**TASK PROMPT:** The answer is every line in the data below that contains the word "timestamp".

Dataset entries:
*** Block opens ***
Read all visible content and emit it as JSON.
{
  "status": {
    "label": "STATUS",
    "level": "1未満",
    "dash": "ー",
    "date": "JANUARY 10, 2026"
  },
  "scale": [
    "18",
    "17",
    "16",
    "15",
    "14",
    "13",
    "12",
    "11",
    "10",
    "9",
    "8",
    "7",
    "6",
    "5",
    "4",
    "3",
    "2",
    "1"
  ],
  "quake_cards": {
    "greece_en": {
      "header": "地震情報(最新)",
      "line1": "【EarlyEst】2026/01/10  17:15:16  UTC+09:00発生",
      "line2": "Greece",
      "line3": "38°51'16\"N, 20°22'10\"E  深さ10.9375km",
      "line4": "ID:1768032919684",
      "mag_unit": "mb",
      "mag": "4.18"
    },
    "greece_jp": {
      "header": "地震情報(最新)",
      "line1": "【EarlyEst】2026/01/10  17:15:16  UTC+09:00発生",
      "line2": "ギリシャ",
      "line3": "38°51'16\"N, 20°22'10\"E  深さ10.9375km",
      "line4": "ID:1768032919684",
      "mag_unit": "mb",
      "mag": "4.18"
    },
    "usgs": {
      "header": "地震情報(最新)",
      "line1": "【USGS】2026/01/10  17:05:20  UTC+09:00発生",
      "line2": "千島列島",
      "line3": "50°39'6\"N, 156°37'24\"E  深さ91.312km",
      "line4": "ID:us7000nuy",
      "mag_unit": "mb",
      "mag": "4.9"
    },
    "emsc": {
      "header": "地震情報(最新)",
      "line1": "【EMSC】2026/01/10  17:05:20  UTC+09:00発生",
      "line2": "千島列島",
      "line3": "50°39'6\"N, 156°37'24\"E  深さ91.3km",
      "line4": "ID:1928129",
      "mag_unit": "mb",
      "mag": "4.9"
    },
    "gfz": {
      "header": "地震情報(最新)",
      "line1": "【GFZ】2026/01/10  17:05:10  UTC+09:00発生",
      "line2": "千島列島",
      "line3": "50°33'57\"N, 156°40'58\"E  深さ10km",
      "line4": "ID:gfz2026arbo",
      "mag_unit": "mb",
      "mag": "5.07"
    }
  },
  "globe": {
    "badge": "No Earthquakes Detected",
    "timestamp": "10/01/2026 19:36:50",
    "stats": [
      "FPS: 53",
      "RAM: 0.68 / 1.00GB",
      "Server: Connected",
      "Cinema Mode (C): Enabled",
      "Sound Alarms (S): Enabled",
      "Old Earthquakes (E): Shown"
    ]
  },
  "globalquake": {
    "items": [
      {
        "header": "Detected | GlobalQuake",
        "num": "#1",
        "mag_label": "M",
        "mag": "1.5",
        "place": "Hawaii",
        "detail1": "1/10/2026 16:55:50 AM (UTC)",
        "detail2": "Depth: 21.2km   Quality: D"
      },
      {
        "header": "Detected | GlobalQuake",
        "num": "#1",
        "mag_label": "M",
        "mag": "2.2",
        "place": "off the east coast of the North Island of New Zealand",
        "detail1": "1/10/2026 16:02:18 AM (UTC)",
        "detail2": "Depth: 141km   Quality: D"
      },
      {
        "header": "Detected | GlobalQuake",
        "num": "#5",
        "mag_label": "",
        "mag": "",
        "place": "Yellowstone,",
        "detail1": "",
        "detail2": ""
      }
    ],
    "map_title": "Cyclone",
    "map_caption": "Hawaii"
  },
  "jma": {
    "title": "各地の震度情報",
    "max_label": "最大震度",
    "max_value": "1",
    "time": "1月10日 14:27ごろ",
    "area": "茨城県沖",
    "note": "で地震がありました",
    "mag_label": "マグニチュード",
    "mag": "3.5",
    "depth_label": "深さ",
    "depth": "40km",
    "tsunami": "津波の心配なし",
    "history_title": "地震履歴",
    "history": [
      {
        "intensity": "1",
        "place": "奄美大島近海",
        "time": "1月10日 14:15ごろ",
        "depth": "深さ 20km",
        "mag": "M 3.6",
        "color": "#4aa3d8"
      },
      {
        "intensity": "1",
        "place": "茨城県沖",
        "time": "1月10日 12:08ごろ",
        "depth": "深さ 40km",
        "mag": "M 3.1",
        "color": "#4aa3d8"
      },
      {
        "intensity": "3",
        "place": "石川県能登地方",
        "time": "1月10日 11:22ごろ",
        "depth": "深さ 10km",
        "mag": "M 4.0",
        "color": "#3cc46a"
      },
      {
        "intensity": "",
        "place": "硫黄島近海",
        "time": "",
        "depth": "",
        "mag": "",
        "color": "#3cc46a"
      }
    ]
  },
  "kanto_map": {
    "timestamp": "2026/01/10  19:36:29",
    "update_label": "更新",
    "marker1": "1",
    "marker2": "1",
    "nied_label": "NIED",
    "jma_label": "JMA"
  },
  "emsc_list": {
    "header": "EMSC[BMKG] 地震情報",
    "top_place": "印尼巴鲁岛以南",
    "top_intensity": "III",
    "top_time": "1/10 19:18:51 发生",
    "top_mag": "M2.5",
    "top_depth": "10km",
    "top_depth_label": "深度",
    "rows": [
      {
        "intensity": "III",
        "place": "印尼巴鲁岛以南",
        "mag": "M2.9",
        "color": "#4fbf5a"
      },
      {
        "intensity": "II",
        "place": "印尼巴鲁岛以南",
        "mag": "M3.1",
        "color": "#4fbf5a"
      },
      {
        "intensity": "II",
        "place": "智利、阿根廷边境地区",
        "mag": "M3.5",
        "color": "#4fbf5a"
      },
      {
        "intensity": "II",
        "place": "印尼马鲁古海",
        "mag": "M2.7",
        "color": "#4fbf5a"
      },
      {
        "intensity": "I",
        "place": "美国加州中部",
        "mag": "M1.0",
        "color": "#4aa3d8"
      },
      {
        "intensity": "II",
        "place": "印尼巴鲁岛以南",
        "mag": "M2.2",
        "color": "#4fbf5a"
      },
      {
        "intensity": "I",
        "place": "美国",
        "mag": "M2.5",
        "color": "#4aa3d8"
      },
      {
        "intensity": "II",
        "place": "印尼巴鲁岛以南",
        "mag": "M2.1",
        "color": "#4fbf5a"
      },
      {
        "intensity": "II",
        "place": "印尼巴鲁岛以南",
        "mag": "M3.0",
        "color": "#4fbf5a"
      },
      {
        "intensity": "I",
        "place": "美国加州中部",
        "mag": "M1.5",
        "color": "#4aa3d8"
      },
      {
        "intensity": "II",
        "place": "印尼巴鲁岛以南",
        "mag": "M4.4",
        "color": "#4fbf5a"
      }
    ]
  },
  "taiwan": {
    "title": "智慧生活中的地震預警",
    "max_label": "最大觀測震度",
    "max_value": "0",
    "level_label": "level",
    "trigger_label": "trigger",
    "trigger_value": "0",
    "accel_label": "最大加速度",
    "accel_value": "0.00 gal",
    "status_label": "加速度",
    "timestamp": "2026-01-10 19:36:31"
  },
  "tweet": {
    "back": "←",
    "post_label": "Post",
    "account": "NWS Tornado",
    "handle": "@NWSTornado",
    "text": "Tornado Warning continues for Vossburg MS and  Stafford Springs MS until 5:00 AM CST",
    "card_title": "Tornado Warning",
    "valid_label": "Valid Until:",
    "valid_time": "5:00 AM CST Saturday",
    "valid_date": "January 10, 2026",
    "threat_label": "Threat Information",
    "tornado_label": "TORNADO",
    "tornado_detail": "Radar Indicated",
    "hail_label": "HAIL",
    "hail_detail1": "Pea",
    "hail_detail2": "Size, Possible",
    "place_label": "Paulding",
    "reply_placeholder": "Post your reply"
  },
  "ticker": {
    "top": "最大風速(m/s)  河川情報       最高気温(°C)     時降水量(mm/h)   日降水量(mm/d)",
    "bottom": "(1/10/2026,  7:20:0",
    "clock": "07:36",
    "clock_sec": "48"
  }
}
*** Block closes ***
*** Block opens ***
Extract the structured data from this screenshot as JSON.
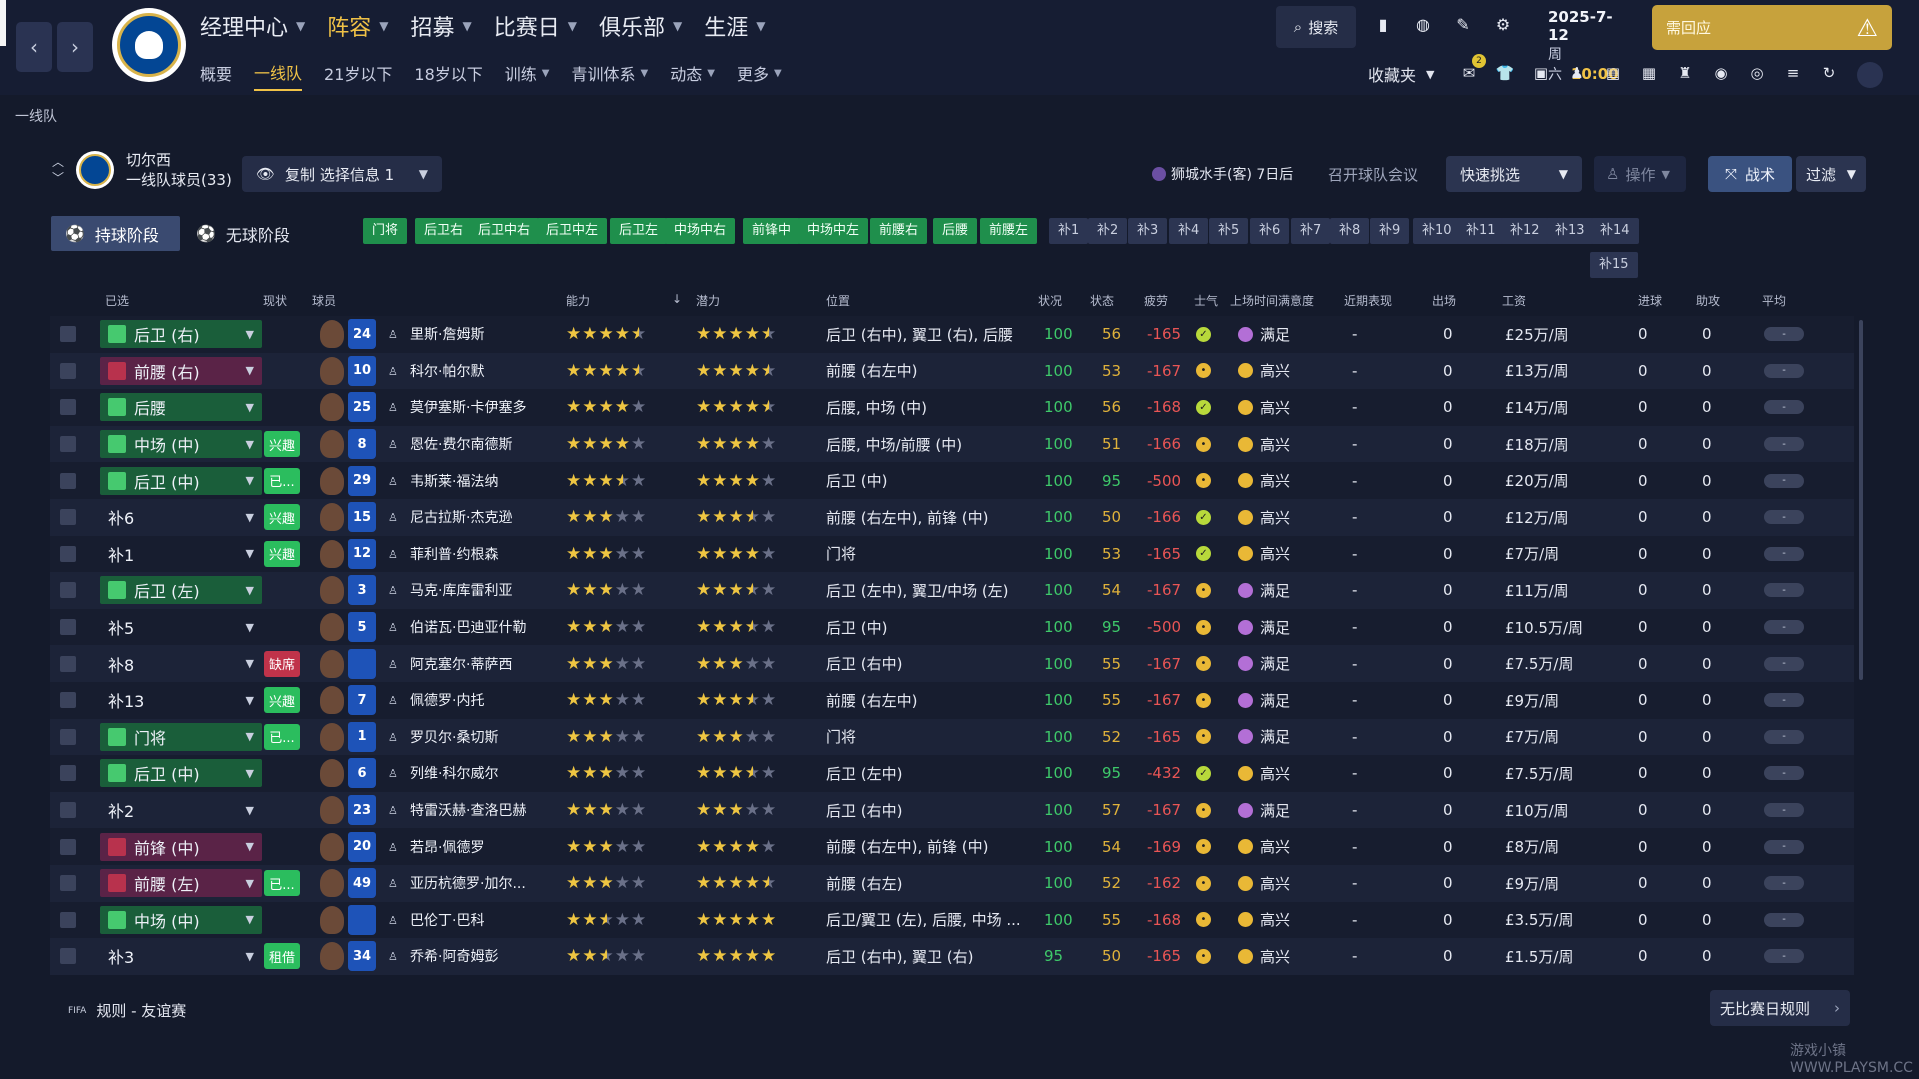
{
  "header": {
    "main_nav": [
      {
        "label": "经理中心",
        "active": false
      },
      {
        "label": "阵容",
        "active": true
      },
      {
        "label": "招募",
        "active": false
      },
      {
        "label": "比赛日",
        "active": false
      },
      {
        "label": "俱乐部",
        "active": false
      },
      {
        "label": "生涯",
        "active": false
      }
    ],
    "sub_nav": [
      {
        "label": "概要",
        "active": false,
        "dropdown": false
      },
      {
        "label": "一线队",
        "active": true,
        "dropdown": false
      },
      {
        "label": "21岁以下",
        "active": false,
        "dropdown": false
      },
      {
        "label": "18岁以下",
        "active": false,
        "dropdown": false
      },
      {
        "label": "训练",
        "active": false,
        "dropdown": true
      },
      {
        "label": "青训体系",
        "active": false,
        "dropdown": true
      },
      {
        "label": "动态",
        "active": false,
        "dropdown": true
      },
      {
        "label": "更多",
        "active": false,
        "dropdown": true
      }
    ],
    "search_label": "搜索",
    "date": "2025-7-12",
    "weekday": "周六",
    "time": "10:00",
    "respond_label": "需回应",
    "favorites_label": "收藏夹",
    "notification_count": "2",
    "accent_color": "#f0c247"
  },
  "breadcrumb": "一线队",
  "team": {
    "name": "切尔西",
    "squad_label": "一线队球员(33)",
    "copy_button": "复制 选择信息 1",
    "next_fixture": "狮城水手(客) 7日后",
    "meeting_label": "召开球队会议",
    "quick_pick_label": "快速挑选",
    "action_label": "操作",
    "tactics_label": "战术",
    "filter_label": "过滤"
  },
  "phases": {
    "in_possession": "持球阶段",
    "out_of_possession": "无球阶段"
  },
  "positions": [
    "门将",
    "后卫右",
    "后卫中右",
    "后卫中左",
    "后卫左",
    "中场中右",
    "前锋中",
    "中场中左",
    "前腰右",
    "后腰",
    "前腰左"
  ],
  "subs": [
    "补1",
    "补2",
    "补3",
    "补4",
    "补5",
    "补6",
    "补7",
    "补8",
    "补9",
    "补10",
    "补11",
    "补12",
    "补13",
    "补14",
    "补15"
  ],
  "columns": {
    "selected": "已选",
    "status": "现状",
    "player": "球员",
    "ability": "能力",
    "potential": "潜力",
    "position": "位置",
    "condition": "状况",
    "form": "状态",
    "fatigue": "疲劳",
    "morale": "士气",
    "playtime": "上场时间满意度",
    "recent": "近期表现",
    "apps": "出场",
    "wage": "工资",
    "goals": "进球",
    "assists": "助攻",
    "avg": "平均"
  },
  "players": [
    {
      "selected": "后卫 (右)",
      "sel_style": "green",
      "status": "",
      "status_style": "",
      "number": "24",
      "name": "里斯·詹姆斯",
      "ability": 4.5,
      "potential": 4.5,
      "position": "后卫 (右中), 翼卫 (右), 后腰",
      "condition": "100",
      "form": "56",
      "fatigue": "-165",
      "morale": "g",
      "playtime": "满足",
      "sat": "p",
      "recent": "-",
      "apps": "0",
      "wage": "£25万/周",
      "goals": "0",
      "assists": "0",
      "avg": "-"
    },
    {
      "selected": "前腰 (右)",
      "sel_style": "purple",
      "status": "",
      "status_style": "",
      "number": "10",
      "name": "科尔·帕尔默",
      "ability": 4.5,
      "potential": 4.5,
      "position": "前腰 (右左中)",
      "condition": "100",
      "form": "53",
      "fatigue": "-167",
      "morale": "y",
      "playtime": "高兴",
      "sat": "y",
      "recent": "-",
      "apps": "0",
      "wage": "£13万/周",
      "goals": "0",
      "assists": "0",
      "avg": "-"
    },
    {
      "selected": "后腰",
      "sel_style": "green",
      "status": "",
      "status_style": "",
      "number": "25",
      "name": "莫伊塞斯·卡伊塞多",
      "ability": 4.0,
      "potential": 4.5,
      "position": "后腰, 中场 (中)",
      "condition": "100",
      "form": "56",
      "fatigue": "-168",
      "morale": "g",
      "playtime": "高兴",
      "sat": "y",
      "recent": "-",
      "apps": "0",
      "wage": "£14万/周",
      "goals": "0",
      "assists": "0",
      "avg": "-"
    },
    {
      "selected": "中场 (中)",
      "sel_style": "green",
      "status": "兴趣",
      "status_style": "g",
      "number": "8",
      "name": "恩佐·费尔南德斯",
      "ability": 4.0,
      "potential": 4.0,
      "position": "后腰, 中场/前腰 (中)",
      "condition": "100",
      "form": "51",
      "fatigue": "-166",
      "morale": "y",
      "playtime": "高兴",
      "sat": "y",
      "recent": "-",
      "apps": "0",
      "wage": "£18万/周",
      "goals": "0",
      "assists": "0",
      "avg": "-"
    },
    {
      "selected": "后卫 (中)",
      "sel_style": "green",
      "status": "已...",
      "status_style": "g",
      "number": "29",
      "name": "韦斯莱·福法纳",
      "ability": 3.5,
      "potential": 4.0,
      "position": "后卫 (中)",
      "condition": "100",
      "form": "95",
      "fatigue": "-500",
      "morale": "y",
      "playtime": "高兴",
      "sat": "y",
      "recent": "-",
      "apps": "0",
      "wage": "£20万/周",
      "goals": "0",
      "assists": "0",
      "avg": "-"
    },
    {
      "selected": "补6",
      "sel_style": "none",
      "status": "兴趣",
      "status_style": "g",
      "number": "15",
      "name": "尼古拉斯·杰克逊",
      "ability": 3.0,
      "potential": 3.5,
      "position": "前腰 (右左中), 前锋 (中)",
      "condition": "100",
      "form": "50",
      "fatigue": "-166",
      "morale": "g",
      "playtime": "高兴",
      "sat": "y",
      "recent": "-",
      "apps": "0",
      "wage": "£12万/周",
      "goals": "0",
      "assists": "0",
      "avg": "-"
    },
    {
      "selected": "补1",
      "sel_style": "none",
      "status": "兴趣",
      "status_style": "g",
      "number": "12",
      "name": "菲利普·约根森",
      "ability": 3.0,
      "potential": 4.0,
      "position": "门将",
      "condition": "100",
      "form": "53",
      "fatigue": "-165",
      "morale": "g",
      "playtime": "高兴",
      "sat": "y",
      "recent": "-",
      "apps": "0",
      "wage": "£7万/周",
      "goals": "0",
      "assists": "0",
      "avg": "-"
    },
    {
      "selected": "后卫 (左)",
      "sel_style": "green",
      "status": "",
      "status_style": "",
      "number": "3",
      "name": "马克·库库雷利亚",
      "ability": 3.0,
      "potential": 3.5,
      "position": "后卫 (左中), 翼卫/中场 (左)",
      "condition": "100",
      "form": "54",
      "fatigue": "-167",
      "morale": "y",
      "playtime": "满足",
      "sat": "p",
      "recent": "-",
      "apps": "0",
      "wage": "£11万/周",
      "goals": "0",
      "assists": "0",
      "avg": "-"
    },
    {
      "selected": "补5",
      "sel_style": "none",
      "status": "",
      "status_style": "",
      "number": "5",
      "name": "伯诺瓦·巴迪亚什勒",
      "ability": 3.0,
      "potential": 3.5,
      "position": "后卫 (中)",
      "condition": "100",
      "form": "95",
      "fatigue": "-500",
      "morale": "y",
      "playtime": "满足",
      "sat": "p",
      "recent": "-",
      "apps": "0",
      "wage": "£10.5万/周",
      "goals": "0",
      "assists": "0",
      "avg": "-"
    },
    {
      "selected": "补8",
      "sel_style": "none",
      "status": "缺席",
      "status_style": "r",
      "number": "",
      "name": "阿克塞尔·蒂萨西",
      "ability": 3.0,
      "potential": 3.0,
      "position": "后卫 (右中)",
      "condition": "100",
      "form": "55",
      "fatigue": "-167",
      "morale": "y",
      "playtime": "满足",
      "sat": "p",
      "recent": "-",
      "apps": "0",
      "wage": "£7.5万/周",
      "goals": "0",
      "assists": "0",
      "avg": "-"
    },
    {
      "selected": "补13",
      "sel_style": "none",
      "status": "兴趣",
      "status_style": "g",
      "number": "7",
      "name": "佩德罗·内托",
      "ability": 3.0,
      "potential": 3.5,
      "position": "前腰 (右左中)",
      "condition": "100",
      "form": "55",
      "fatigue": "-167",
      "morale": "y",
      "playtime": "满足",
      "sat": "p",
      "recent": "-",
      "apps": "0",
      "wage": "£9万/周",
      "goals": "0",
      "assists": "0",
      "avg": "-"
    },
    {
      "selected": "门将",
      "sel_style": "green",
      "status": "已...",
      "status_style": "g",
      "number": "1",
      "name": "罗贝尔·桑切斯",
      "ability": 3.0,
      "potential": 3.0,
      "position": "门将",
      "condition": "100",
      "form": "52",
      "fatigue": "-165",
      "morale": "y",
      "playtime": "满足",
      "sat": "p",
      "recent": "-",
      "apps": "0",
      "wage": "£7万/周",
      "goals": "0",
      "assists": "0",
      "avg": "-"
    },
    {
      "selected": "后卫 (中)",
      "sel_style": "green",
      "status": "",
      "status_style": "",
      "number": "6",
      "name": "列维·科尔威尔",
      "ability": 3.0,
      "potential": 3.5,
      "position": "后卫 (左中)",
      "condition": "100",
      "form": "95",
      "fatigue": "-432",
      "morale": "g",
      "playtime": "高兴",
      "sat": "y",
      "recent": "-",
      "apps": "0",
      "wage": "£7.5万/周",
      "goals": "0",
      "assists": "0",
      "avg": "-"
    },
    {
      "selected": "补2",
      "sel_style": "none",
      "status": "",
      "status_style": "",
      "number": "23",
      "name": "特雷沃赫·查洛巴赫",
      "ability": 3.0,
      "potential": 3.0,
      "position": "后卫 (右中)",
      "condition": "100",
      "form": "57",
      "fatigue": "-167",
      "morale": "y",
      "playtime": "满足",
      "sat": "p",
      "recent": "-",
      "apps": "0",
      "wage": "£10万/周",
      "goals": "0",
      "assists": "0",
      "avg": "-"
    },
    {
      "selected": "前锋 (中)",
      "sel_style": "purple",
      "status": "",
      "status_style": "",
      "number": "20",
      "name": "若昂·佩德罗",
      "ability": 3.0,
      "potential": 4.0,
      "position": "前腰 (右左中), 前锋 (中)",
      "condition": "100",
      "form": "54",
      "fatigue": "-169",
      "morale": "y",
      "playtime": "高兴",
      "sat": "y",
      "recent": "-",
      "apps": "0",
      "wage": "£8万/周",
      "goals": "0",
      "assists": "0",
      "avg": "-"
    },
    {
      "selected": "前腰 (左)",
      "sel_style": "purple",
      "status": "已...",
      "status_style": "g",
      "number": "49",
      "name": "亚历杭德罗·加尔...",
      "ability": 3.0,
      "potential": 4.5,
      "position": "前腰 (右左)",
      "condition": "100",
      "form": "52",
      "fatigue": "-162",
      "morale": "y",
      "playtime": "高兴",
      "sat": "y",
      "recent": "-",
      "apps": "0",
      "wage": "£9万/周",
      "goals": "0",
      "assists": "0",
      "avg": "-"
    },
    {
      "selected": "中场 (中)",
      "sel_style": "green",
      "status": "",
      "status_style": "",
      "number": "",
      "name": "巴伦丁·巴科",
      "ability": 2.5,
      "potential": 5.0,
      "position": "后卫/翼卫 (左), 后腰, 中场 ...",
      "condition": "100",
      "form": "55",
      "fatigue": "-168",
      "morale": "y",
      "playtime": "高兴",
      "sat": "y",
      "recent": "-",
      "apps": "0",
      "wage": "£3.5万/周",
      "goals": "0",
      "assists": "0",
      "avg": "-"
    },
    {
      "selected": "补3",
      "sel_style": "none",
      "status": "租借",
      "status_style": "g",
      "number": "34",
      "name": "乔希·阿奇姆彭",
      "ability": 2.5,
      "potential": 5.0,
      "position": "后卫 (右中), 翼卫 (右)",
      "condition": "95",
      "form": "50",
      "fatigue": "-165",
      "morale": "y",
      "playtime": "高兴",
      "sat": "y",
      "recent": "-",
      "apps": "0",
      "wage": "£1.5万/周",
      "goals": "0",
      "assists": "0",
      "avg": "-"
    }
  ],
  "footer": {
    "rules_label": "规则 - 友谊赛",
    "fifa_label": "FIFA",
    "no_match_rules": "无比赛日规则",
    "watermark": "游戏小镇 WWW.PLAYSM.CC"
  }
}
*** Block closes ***
**REPLY TO THE TASK:**
    "timestamp": "10/01/2026 19:36:50",
    "timestamp": "2026/01/10  19:36:29",
    "timestamp": "2026-01-10 19:36:31"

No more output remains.